Government has been successful in soliciting concessional finance from China, Japan and India for energy infrastructure (government to government loans and grants). Beyond this, the Government could also encourage FDI and public-private partnership for investments. Support from MIGA could be elicited to give international investors the confidence to infuse capital to the country.

 

In conclusion, Government would need to implement concerted effort to on the one side improve domestic resource mobilization and on the other hand, expand its sources of sustainable finance in the energy sector. Like the energy profile, the country also needs to diversify its investment streams and not excessively rely on Government funding for green energy infrastructure. An investment opportunity of over USD 56 billion exists and a healthy mix of international, domestic, public and private and debt and equity investment streams need to be explored.

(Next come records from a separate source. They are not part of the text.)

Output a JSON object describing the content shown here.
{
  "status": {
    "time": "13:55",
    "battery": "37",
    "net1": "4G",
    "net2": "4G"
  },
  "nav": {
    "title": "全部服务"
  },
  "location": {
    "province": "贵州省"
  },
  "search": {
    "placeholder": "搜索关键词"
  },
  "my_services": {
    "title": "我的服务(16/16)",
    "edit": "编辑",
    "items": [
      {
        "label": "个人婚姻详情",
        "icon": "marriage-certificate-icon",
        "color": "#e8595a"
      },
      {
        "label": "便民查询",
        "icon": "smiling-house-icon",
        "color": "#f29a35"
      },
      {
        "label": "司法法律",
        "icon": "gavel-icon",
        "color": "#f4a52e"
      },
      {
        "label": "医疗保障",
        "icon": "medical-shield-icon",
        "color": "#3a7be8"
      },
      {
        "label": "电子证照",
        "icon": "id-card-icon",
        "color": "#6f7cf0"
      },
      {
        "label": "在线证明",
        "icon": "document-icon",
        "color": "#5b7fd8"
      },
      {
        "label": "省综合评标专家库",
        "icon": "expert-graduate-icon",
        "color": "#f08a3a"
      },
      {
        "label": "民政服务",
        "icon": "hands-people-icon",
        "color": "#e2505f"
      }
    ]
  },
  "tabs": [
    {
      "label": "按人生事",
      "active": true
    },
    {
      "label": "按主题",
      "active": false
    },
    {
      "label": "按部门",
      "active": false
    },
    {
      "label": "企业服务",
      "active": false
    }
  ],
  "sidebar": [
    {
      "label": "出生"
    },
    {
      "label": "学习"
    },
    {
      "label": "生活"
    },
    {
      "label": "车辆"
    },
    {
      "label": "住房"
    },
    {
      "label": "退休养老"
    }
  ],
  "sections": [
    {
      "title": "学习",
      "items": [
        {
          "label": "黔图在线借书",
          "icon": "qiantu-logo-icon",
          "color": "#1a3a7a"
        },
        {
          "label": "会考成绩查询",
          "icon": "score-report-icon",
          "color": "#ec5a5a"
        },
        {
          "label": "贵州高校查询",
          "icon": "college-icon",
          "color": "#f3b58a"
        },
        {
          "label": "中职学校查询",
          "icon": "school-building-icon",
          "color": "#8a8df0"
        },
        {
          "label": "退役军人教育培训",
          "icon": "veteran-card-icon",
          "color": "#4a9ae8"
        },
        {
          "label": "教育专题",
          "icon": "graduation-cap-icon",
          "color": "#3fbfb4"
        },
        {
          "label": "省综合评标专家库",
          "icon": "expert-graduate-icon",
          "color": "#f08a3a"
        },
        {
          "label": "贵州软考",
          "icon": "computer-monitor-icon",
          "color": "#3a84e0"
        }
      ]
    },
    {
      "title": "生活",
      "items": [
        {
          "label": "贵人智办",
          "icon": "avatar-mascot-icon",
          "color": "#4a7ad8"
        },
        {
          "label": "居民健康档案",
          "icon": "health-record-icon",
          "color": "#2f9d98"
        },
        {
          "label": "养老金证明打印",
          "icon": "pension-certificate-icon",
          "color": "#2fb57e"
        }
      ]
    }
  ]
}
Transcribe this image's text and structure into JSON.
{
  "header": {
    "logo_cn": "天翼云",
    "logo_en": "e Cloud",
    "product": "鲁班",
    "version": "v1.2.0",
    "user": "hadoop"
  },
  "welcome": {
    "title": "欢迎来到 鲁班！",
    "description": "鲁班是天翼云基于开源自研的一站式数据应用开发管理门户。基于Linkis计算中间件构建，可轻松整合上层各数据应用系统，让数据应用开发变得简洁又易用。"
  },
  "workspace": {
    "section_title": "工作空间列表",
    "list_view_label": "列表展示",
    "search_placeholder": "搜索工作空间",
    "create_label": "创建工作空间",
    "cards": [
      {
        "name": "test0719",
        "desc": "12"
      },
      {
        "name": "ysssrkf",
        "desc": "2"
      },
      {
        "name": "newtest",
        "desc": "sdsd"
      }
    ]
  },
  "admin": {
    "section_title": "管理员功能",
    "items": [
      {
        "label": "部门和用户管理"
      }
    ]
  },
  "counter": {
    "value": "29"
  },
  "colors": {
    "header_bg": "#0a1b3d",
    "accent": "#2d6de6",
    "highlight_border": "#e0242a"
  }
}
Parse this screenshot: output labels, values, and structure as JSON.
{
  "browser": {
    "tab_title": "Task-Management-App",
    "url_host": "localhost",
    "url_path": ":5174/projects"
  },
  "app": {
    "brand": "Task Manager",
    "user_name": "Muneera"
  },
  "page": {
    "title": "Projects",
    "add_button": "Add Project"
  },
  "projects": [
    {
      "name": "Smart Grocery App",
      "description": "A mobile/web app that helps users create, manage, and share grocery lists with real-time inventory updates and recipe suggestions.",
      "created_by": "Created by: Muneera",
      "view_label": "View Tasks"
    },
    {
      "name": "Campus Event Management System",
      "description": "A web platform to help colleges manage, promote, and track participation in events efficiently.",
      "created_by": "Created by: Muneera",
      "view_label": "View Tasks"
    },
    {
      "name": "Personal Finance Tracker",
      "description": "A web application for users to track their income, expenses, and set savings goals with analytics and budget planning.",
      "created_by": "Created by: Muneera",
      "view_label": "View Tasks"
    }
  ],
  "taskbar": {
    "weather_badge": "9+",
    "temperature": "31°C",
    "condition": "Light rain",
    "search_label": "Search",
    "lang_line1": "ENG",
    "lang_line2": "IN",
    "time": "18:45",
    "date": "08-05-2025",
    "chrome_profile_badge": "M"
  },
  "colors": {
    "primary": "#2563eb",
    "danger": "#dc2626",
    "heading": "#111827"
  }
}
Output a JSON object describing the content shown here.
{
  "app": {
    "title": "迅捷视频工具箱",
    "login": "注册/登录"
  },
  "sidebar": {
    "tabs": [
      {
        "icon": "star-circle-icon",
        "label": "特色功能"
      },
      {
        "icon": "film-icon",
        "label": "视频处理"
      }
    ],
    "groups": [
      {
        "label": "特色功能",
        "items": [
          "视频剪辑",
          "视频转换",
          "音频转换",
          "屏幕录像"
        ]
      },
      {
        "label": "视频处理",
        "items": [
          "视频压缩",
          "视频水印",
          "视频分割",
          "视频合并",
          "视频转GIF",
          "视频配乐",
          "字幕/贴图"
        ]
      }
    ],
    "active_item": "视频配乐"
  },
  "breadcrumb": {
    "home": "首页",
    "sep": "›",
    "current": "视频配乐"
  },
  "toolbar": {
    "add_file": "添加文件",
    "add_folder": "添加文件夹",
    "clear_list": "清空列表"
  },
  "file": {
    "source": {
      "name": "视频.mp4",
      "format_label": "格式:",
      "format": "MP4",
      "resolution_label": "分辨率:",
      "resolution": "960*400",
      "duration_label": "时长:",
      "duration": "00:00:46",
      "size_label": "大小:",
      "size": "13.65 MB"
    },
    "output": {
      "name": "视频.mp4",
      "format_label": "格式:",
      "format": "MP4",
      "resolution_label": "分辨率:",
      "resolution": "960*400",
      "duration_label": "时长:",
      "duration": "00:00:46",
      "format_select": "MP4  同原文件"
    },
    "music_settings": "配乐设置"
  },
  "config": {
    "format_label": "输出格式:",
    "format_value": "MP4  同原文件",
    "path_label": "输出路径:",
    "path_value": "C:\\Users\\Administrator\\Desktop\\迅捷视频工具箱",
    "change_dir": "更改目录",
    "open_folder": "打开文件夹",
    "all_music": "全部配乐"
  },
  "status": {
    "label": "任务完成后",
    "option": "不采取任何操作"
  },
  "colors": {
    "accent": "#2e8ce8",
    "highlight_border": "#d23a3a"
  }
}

A first step in this journey could be a 10 year US$800mn syndicated green bond using SLBA Sustainable Banking Initiative platform, where use of proceeds will be for renewable energy storage solutions.


 

This article first appeared on Green Building Council of Sri Lanka’s newsletter “Green Guardian” in December 2020.

Published by Adheesha Perera